The problem —
For each entry that follows, write out an identical copy.

Entries from a dataset of interfaces:
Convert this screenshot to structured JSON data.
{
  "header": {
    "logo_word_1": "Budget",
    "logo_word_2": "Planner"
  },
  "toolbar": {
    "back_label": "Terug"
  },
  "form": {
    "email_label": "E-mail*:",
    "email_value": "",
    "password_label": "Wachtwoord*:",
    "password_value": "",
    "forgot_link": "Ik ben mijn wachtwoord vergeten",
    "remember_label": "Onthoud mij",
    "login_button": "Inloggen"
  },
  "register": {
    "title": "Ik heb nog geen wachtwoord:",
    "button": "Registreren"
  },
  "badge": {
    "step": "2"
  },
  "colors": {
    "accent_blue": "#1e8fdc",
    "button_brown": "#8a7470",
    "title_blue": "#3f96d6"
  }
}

Output below —
Convert this screenshot to structured JSON data.
{
  "header": {
    "logo_word_1": "Budget",
    "logo_word_2": "Planner"
  },
  "toolbar": {
    "back_label": "Terug"
  },
  "form": {
    "email_label": "E-mail*:",
    "email_value": "",
    "password_label": "Wachtwoord*:",
    "password_value": "",
    "forgot_link": "Ik ben mijn wachtwoord vergeten",
    "remember_label": "Onthoud mij",
    "login_button": "Inloggen"
  },
  "register": {
    "title": "Ik heb nog geen wachtwoord:",
    "button": "Registreren"
  },
  "badge": {
    "step": "2"
  },
  "colors": {
    "accent_blue": "#1e8fdc",
    "button_brown": "#8a7470",
    "title_blue": "#3f96d6"
  }
}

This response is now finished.